Groundhog Day Perspectives

A Montana bald eagle looking for lunch (see story below)

If Candlemas will be fair and bright
Winter will have another fight.
If Candlemas be cloud and rain
Winter will be gone and not come again.
(Scottish poem)

Last summer, at the annual conference of the Outdoor Writers Association of America at Rochester MN we had an outing at a Boy Scout camp. The camp is built on and around an old farm and while walking to another event I spotted a furry animal in a patch of grass. A woodchuck!

Woodchuck are also called groundhogs and today, February 2, is Groundhog Day. Early this morning in Punxatawney, Pennsylvania and a surprisingly large number of other communities, there were special observances of Groundhog Day. According to ancient traditions going back to pre-Christian Europe, the weather on February 2 predicts how much longer winter will hang around.

Romans believed the weather on the first few days of February would predict future weather, though they looked to hedgehogs as the predictor. Celtic people had a festival of Imbolc, held on February 1, with similar weather traditions.

The early Christian church established February 2 as a religious holiday observing two events of which one was the ritual of purification for Mary. The other was the presentation of Jesus at the Temple in Jerusalem, 40 days after his birth.

Candlemas, literally, the Mass of Candles, observing the presentation of Jesus as a “Light to lighten the gentiles (one of many versions),” was a day when people traditionally brought a year’s supply of candles to church to be blessed.

Candlemas is midway between the winter solstice and the spring equinox and the early Christian church merged many older traditions into church holidays, so some of the Roman and Celtic beliefs about predicting weather continued.

In the U.S., Pennsylvania Dutch, or more accurately, German settlers imported the Candlemas tradition and gave groundhogs the role hedgehogs played in Europe.

The groundhog, or woodchuck, is a ground squirrel and part of a group of rodents called marmots. It is common in eastern and central states. Groundhogs typically weigh between 4 and 9 pounds, though in areas with few predators and rich feed are known to get over 30 pounds. Their main diet is grasses, or alfalfa when available, but they also eat bugs, grasshoppers or other small animals.

Groundhogs dig burrows for shelter, usually with multiple entrances. They may also dig a separate winter burrow for hibernation. In much of their range groundhogs hibernate from October until March or April, so in reality if Punxatawney Phil were a wild woodchuck he’d normally be sound asleep on February 2.

An intriguing fact about woodchucks is if they are injected with a special strain of Hepatitis B, they are at 100 percent risk for developing liver cancer, thus making them valuable for research on Hepatitis B and liver cancer.
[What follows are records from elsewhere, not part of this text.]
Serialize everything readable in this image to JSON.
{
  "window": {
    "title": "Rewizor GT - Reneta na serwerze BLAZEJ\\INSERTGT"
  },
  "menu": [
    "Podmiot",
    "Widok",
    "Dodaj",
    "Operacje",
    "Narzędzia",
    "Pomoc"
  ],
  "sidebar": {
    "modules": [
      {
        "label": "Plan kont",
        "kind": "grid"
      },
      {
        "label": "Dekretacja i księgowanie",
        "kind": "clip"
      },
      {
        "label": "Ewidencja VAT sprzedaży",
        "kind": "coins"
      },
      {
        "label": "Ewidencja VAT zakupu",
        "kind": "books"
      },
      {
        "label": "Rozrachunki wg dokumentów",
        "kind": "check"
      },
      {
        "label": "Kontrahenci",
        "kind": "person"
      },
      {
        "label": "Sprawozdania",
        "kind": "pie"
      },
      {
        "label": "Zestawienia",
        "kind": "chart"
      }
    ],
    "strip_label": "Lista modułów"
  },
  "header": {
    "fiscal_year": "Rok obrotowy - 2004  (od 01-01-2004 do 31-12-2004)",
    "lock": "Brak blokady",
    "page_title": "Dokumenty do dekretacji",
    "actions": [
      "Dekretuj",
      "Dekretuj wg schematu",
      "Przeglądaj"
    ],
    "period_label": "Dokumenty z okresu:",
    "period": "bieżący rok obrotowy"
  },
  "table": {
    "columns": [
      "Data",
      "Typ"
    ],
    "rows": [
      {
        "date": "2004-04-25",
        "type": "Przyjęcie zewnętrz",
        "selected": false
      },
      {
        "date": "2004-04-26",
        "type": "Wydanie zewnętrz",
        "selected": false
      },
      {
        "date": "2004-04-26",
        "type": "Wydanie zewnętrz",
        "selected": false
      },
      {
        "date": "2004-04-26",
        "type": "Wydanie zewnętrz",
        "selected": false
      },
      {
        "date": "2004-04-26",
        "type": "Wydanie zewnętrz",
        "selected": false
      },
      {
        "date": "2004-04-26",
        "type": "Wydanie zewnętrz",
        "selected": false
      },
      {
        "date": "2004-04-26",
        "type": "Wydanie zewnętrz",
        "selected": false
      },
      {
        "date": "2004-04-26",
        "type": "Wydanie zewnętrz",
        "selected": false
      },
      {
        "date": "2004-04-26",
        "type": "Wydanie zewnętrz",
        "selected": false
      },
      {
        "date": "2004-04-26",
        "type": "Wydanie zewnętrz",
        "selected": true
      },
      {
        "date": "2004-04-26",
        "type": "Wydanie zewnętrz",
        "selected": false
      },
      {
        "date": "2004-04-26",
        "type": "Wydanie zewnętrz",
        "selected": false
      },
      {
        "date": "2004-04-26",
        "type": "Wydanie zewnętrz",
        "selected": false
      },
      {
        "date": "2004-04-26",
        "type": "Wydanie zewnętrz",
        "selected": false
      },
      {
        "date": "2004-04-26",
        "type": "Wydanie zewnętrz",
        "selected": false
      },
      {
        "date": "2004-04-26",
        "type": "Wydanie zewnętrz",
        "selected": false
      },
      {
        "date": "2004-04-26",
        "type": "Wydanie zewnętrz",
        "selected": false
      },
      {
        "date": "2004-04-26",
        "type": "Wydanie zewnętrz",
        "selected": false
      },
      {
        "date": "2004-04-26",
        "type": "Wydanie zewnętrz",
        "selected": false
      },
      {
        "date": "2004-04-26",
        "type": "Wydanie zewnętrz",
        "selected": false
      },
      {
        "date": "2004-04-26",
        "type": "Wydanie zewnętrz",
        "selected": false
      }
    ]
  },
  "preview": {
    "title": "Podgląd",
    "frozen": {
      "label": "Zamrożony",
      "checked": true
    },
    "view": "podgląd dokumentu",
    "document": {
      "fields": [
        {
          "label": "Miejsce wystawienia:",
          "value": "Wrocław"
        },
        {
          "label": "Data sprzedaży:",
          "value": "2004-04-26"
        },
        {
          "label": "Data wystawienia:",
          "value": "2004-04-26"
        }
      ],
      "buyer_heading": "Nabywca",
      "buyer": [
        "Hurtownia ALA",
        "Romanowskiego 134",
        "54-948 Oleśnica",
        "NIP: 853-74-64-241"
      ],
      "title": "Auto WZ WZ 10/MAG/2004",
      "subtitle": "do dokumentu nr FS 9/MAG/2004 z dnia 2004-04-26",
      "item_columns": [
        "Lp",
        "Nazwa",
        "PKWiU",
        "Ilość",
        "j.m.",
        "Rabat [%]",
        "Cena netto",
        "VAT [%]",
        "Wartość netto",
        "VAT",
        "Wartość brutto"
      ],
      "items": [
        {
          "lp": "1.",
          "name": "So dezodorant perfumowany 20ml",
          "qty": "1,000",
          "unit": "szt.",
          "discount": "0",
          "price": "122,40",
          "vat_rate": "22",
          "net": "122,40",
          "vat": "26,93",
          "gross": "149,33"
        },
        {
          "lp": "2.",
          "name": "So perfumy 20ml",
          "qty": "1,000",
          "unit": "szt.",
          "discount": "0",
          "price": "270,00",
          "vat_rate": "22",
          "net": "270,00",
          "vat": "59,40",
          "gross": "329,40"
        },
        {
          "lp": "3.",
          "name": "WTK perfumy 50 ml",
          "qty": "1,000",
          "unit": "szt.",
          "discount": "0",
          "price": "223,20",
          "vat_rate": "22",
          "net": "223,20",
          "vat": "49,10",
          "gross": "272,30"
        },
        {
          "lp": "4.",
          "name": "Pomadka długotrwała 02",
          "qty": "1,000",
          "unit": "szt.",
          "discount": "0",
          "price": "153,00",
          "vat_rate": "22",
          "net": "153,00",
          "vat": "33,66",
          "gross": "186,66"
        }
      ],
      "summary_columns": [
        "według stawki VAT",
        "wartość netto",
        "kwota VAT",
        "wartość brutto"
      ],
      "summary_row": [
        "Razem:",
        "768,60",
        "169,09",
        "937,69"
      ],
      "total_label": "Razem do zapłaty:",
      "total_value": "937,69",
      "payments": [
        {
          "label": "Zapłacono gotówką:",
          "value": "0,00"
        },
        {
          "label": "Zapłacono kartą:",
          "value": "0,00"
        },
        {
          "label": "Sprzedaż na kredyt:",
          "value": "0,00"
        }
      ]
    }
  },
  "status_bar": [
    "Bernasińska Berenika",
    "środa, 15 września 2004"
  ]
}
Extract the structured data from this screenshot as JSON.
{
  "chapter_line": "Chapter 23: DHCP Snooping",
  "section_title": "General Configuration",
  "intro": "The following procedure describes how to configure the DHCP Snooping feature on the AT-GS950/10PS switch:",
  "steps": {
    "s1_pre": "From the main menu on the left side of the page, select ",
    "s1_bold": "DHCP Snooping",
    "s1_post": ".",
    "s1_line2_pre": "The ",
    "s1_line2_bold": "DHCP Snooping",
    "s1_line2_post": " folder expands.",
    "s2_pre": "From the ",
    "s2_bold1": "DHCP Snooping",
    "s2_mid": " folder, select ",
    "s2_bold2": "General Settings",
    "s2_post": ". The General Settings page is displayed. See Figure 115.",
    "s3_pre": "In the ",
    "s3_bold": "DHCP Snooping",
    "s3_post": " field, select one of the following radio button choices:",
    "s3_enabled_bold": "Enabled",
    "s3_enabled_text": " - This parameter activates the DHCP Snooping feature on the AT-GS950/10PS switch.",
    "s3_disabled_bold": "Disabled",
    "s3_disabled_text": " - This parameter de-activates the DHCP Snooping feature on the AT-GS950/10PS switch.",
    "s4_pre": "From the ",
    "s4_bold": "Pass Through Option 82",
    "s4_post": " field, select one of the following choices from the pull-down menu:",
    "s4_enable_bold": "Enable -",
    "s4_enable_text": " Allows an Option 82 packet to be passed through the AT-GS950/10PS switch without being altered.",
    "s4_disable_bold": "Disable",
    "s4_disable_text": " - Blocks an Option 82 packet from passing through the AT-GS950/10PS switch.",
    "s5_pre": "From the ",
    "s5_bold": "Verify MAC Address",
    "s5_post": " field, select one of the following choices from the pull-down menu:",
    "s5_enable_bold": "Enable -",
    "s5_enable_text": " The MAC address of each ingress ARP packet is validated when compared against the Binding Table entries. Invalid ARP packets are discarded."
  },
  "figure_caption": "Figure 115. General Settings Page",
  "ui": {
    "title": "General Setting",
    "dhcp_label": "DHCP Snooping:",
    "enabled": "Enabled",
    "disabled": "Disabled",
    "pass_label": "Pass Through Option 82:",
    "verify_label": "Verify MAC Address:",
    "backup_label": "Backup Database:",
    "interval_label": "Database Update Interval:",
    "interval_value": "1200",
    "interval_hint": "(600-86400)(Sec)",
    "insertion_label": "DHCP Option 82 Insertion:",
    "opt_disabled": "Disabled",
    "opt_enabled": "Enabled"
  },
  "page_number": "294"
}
We don’t have woodchucks here in Montana, though there are any number of Woodchuck Trails and similar places. Two other marmots call Montana home, however. The yellow-bellied marmot ranges across most of the Rocky Mountain states and is often called a rock chuck to distinguish it from its eastern cousin. The hoary marmot, which gets its name from its long, gray guard hairs, generally lives high in the mountains, above tree line.

Last summer, after getting home from Minnesota, I spotted a road-killed yellow-bellied marmot near the upper Big Hole River. A bald eagle was perching on a rocky cliff overlooking the highway, making some plaintive noises. I took the hint and picked up the marmot and threw it over the guardrail so the eagle could eat it safely (I know—what a mensch).

A week later, while touring Glacier National Park, we watched several hoary marmots moving around the Logan Pass Visitor Center, optimistically looking for edible goodies between the building and the deep snowdrifts.

That’s a personal record; seeing all three of these marmots in just a couple weeks. Still, I’ll bet none of them can predict Montana’s weather. In any event, if you wake them up on February 2 to ask, you might not like their answer.

Leave a Reply

Your email address will not be published. Required fields are marked *

This site uses Akismet to reduce spam. Learn how your comment data is processed.